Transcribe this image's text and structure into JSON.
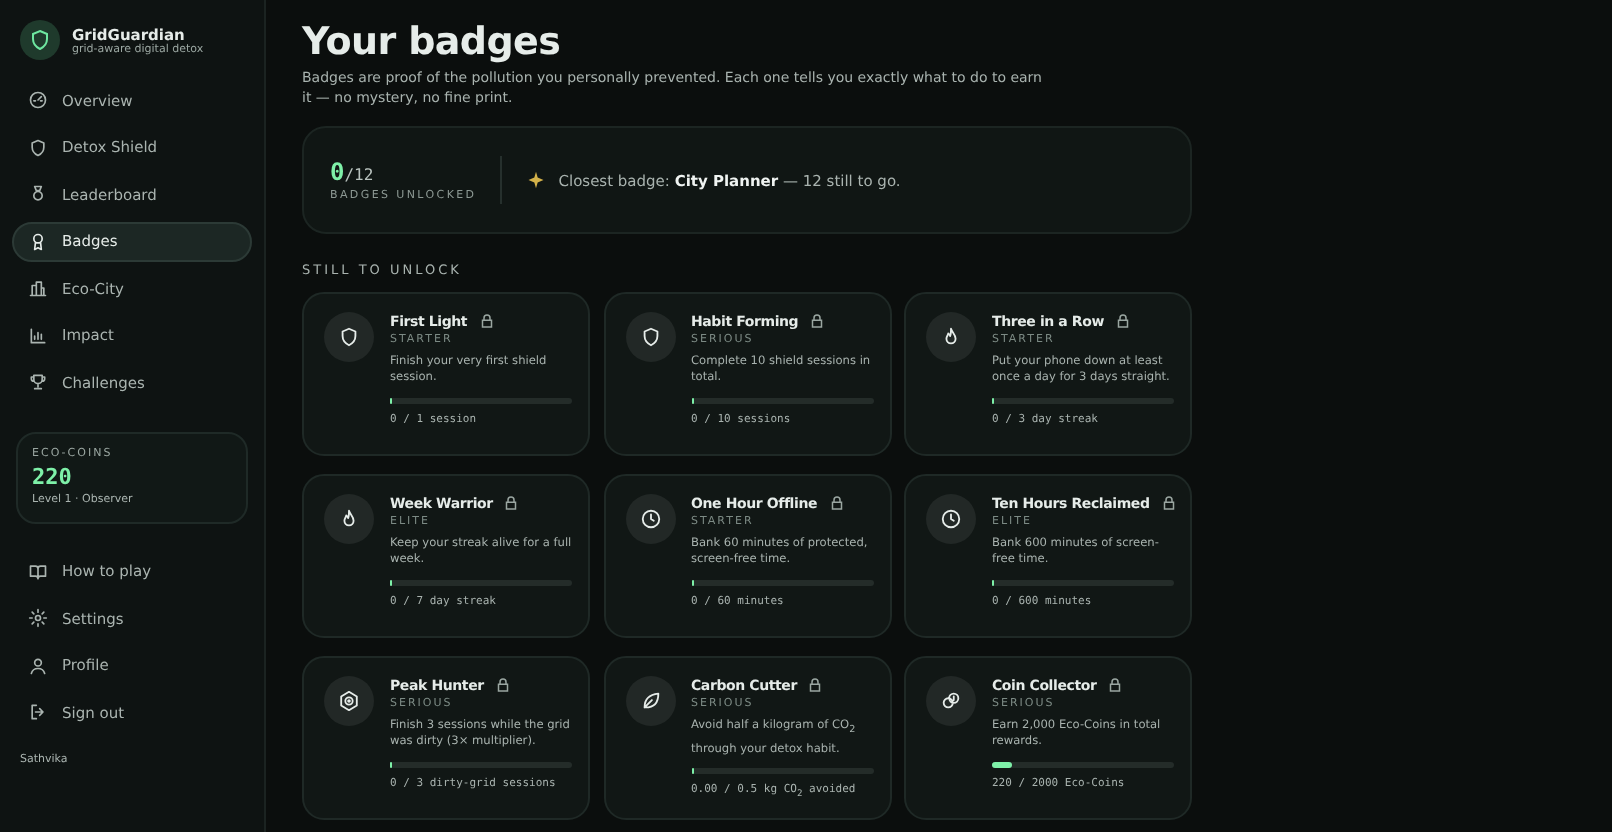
{
  "brand": {
    "name": "GridGuardian",
    "tagline": "grid-aware digital detox"
  },
  "nav": [
    {
      "label": "Overview",
      "selected": false
    },
    {
      "label": "Detox Shield",
      "selected": false
    },
    {
      "label": "Leaderboard",
      "selected": false
    },
    {
      "label": "Badges",
      "selected": true
    },
    {
      "label": "Eco-City",
      "selected": false
    },
    {
      "label": "Impact",
      "selected": false
    },
    {
      "label": "Challenges",
      "selected": false
    }
  ],
  "coins": {
    "label": "ECO-COINS",
    "value": "220",
    "level": "Level 1 · Observer"
  },
  "footer_nav": [
    {
      "label": "How to play"
    },
    {
      "label": "Settings"
    },
    {
      "label": "Profile"
    },
    {
      "label": "Sign out"
    }
  ],
  "user": "Sathvika",
  "title": "Your badges",
  "subtitle": "Badges are proof of the pollution you personally prevented. Each one tells you exactly what to do to earn it — no mystery, no fine print.",
  "summary": {
    "count": "0",
    "total": "/12",
    "label": "BADGES UNLOCKED",
    "closest": "Closest badge: **City Planner** — 12 still to go."
  },
  "section": "STILL TO UNLOCK",
  "badges": [
    {
      "name": "First Light",
      "locked": true,
      "tier": "STARTER",
      "desc": "Finish your very first shield session.",
      "level": 0,
      "progress": "0 / 1 session"
    },
    {
      "name": "Habit Forming",
      "locked": true,
      "tier": "SERIOUS",
      "desc": "Complete 10 shield sessions in total.",
      "level": 0,
      "progress": "0 / 10 sessions"
    },
    {
      "name": "Three in a Row",
      "locked": true,
      "tier": "STARTER",
      "desc": "Put your phone down at least once a day for 3 days straight.",
      "level": 0,
      "progress": "0 / 3 day streak"
    },
    {
      "name": "Week Warrior",
      "locked": true,
      "tier": "ELITE",
      "desc": "Keep your streak alive for a full week.",
      "level": 0,
      "progress": "0 / 7 day streak"
    },
    {
      "name": "One Hour Offline",
      "locked": true,
      "tier": "STARTER",
      "desc": "Bank 60 minutes of protected, screen-free time.",
      "level": 0,
      "progress": "0 / 60 minutes"
    },
    {
      "name": "Ten Hours Reclaimed",
      "locked": true,
      "tier": "ELITE",
      "desc": "Bank 600 minutes of screen-free time.",
      "level": 0,
      "progress": "0 / 600 minutes"
    },
    {
      "name": "Peak Hunter",
      "locked": true,
      "tier": "SERIOUS",
      "desc": "Finish 3 sessions while the grid was dirty (3× multiplier).",
      "level": 0,
      "progress": "0 / 3 dirty-grid sessions"
    },
    {
      "name": "Carbon Cutter",
      "locked": true,
      "tier": "SERIOUS",
      "desc": "Avoid half a kilogram of CO$_{2}$ through your detox habit.",
      "level": 0,
      "progress": "0.00 / 0.5 kg CO$_{2}$ avoided"
    },
    {
      "name": "Coin Collector",
      "locked": true,
      "tier": "SERIOUS",
      "desc": "Earn 2,000 Eco-Coins in total rewards.",
      "level": 0.11,
      "progress": "220 / 2000 Eco-Coins"
    }
  ]
}
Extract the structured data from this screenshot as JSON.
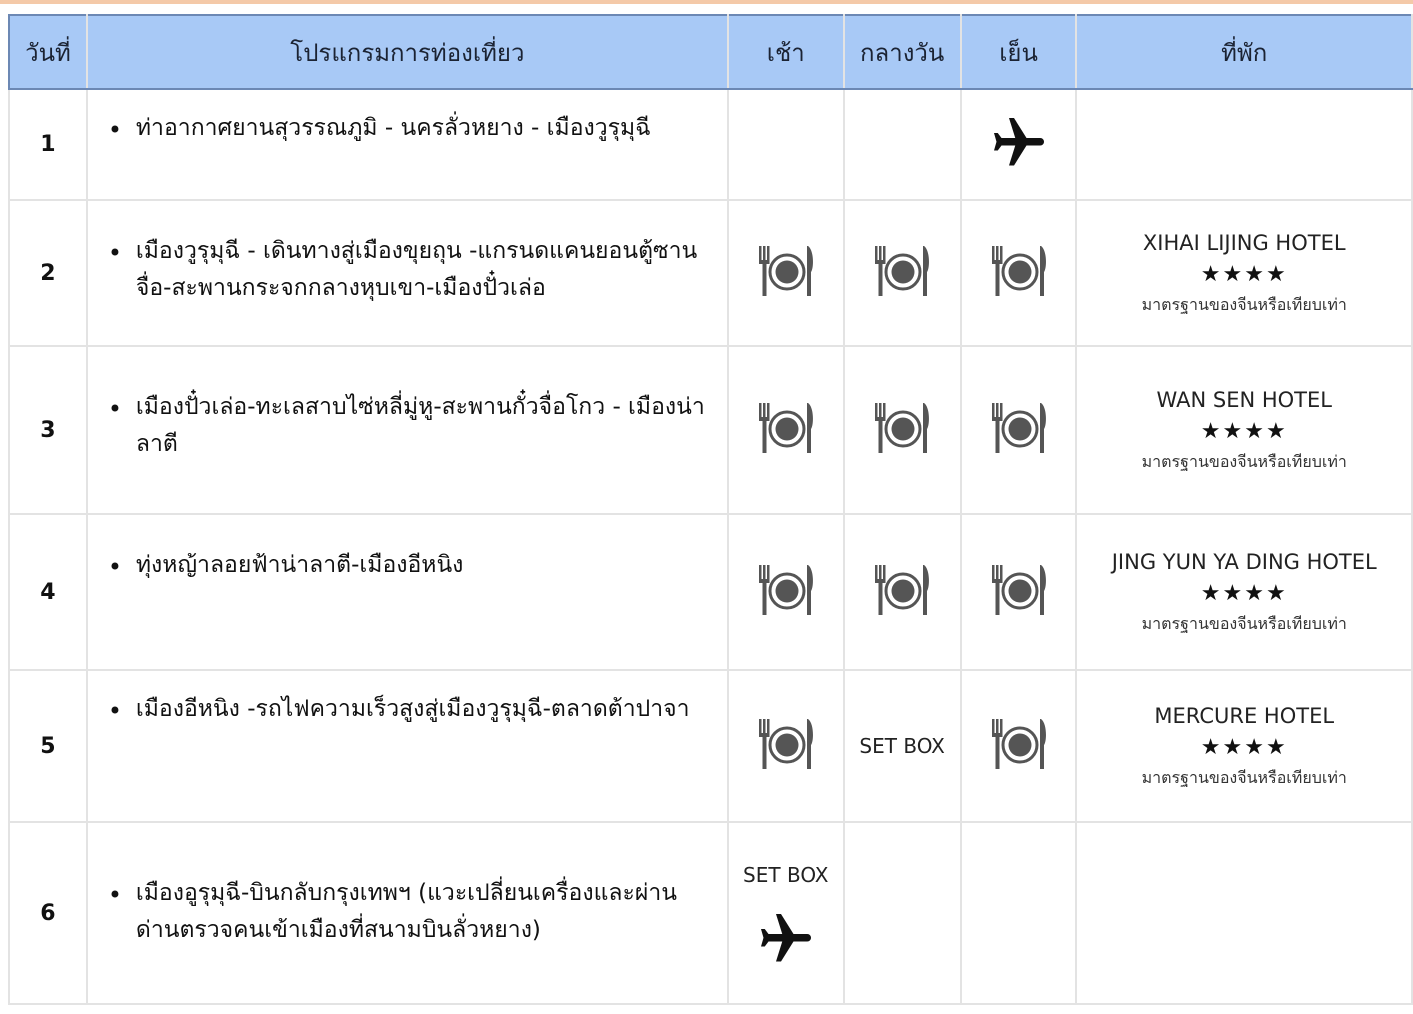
{
  "header": {
    "day": "วันที่",
    "program": "โปรแกรมการท่องเที่ยว",
    "breakfast": "เช้า",
    "lunch": "กลางวัน",
    "dinner": "เย็น",
    "hotel": "ที่พัก"
  },
  "rows": [
    {
      "day": "1",
      "program": "ท่าอากาศยานสุวรรณภูมิ - นครลั่วหยาง - เมืองวูรุมุฉี",
      "breakfast": "",
      "lunch": "",
      "dinner": "plane-icon",
      "hotel_name": "",
      "hotel_stars": "",
      "hotel_standard": ""
    },
    {
      "day": "2",
      "program": "เมืองวูรุมุฉี - เดินทางสู่เมืองขุยถุน -แกรนดแคนยอนตู้ซานจื่อ-สะพานกระจกกลางหุบเขา-เมืองปั๋วเล่อ",
      "breakfast": "meal-icon",
      "lunch": "meal-icon",
      "dinner": "meal-icon",
      "hotel_name": "XIHAI LIJING HOTEL",
      "hotel_stars": "★★★★",
      "hotel_standard": "มาตรฐานของจีนหรือเทียบเท่า"
    },
    {
      "day": "3",
      "program": "เมืองปั๋วเล่อ-ทะเลสาบไซ่หลี่มู่หู-สะพานกั๋วจื่อโกว - เมืองน่าลาตี",
      "breakfast": "meal-icon",
      "lunch": "meal-icon",
      "dinner": "meal-icon",
      "hotel_name": "WAN SEN HOTEL",
      "hotel_stars": "★★★★",
      "hotel_standard": "มาตรฐานของจีนหรือเทียบเท่า"
    },
    {
      "day": "4",
      "program": "ทุ่งหญ้าลอยฟ้าน่าลาตี-เมืองอีหนิง",
      "breakfast": "meal-icon",
      "lunch": "meal-icon",
      "dinner": "meal-icon",
      "hotel_name": "JING YUN YA DING HOTEL",
      "hotel_stars": "★★★★",
      "hotel_standard": "มาตรฐานของจีนหรือเทียบเท่า"
    },
    {
      "day": "5",
      "program": "เมืองอีหนิง -รถไฟความเร็วสูงสู่เมืองวูรุมุฉี-ตลาดต้าปาจา",
      "breakfast": "meal-icon",
      "lunch": "SET BOX",
      "dinner": "meal-icon",
      "hotel_name": "MERCURE HOTEL",
      "hotel_stars": "★★★★",
      "hotel_standard": "มาตรฐานของจีนหรือเทียบเท่า"
    },
    {
      "day": "6",
      "program": "เมืองอูรุมุฉี-บินกลับกรุงเทพฯ (แวะเปลี่ยนเครื่องและผ่านด่านตรวจคนเข้าเมืองที่สนามบินลั่วหยาง)",
      "breakfast": "SET BOX",
      "lunch": "",
      "dinner": "",
      "hotel_name": "",
      "hotel_stars": "",
      "hotel_standard": ""
    }
  ],
  "colors": {
    "header_bg": "#a8c9f6",
    "header_border": "#6c88b4",
    "meal_icon": "#555555"
  }
}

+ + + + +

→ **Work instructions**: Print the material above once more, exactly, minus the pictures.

→ **Solution to the problem**:
Transcribe this image's text and structure into JSON.
{
  "brand": {
    "name": "GridGuardian",
    "tagline": "grid-aware digital detox"
  },
  "nav": [
    {
      "label": "Overview",
      "selected": false
    },
    {
      "label": "Detox Shield",
      "selected": false
    },
    {
      "label": "Leaderboard",
      "selected": false
    },
    {
      "label": "Badges",
      "selected": true
    },
    {
      "label": "Eco-City",
      "selected": false
    },
    {
      "label": "Impact",
      "selected": false
    },
    {
      "label": "Challenges",
      "selected": false
    }
  ],
  "coins": {
    "label": "ECO-COINS",
    "value": "220",
    "level": "Level 1 · Observer"
  },
  "footer_nav": [
    {
      "label": "How to play"
    },
    {
      "label": "Settings"
    },
    {
      "label": "Profile"
    },
    {
      "label": "Sign out"
    }
  ],
  "user": "Sathvika",
  "title": "Your badges",
  "subtitle": "Badges are proof of the pollution you personally prevented. Each one tells you exactly what to do to earn it — no mystery, no fine print.",
  "summary": {
    "count": "0",
    "total": "/12",
    "label": "BADGES UNLOCKED",
    "closest": "Closest badge: **City Planner** — 12 still to go."
  },
  "section": "STILL TO UNLOCK",
  "badges": [
    {
      "name": "First Light",
      "locked": true,
      "tier": "STARTER",
      "desc": "Finish your very first shield session.",
      "level": 0,
      "progress": "0 / 1 session"
    },
    {
      "name": "Habit Forming",
      "locked": true,
      "tier": "SERIOUS",
      "desc": "Complete 10 shield sessions in total.",
      "level": 0,
      "progress": "0 / 10 sessions"
    },
    {
      "name": "Three in a Row",
      "locked": true,
      "tier": "STARTER",
      "desc": "Put your phone down at least once a day for 3 days straight.",
      "level": 0,
      "progress": "0 / 3 day streak"
    },
    {
      "name": "Week Warrior",
      "locked": true,
      "tier": "ELITE",
      "desc": "Keep your streak alive for a full week.",
      "level": 0,
      "progress": "0 / 7 day streak"
    },
    {
      "name": "One Hour Offline",
      "locked": true,
      "tier": "STARTER",
      "desc": "Bank 60 minutes of protected, screen-free time.",
      "level": 0,
      "progress": "0 / 60 minutes"
    },
    {
      "name": "Ten Hours Reclaimed",
      "locked": true,
      "tier": "ELITE",
      "desc": "Bank 600 minutes of screen-free time.",
      "level": 0,
      "progress": "0 / 600 minutes"
    },
    {
      "name": "Peak Hunter",
      "locked": true,
      "tier": "SERIOUS",
      "desc": "Finish 3 sessions while the grid was dirty (3× multiplier).",
      "level": 0,
      "progress": "0 / 3 dirty-grid sessions"
    },
    {
      "name": "Carbon Cutter",
      "locked": true,
      "tier": "SERIOUS",
      "desc": "Avoid half a kilogram of CO$_{2}$ through your detox habit.",
      "level": 0,
      "progress": "0.00 / 0.5 kg CO$_{2}$ avoided"
    },
    {
      "name": "Coin Collector",
      "locked": true,
      "tier": "SERIOUS",
      "desc": "Earn 2,000 Eco-Coins in total rewards.",
      "level": 0.11,
      "progress": "220 / 2000 Eco-Coins"
    }
  ]
}
Extract the structured data from this screenshot as JSON.
{
  "header": {
    "day": "วันที่",
    "program": "โปรแกรมการท่องเที่ยว",
    "breakfast": "เช้า",
    "lunch": "กลางวัน",
    "dinner": "เย็น",
    "hotel": "ที่พัก"
  },
  "rows": [
    {
      "day": "1",
      "program": "ท่าอากาศยานสุวรรณภูมิ - นครลั่วหยาง - เมืองวูรุมุฉี",
      "breakfast": "",
      "lunch": "",
      "dinner": "plane-icon",
      "hotel_name": "",
      "hotel_stars": "",
      "hotel_standard": ""
    },
    {
      "day": "2",
      "program": "เมืองวูรุมุฉี - เดินทางสู่เมืองขุยถุน -แกรนดแคนยอนตู้ซานจื่อ-สะพานกระจกกลางหุบเขา-เมืองปั๋วเล่อ",
      "breakfast": "meal-icon",
      "lunch": "meal-icon",
      "dinner": "meal-icon",
      "hotel_name": "XIHAI LIJING HOTEL",
      "hotel_stars": "★★★★",
      "hotel_standard": "มาตรฐานของจีนหรือเทียบเท่า"
    },
    {
      "day": "3",
      "program": "เมืองปั๋วเล่อ-ทะเลสาบไซ่หลี่มู่หู-สะพานกั๋วจื่อโกว - เมืองน่าลาตี",
      "breakfast": "meal-icon",
      "lunch": "meal-icon",
      "dinner": "meal-icon",
      "hotel_name": "WAN SEN HOTEL",
      "hotel_stars": "★★★★",
      "hotel_standard": "มาตรฐานของจีนหรือเทียบเท่า"
    },
    {
      "day": "4",
      "program": "ทุ่งหญ้าลอยฟ้าน่าลาตี-เมืองอีหนิง",
      "breakfast": "meal-icon",
      "lunch": "meal-icon",
      "dinner": "meal-icon",
      "hotel_name": "JING YUN YA DING HOTEL",
      "hotel_stars": "★★★★",
      "hotel_standard": "มาตรฐานของจีนหรือเทียบเท่า"
    },
    {
      "day": "5",
      "program": "เมืองอีหนิง -รถไฟความเร็วสูงสู่เมืองวูรุมุฉี-ตลาดต้าปาจา",
      "breakfast": "meal-icon",
      "lunch": "SET BOX",
      "dinner": "meal-icon",
      "hotel_name": "MERCURE HOTEL",
      "hotel_stars": "★★★★",
      "hotel_standard": "มาตรฐานของจีนหรือเทียบเท่า"
    },
    {
      "day": "6",
      "program": "เมืองอูรุมุฉี-บินกลับกรุงเทพฯ (แวะเปลี่ยนเครื่องและผ่านด่านตรวจคนเข้าเมืองที่สนามบินลั่วหยาง)",
      "breakfast": "SET BOX",
      "lunch": "",
      "dinner": "",
      "hotel_name": "",
      "hotel_stars": "",
      "hotel_standard": ""
    }
  ],
  "colors": {
    "header_bg": "#a8c9f6",
    "header_border": "#6c88b4",
    "meal_icon": "#555555"
  }
}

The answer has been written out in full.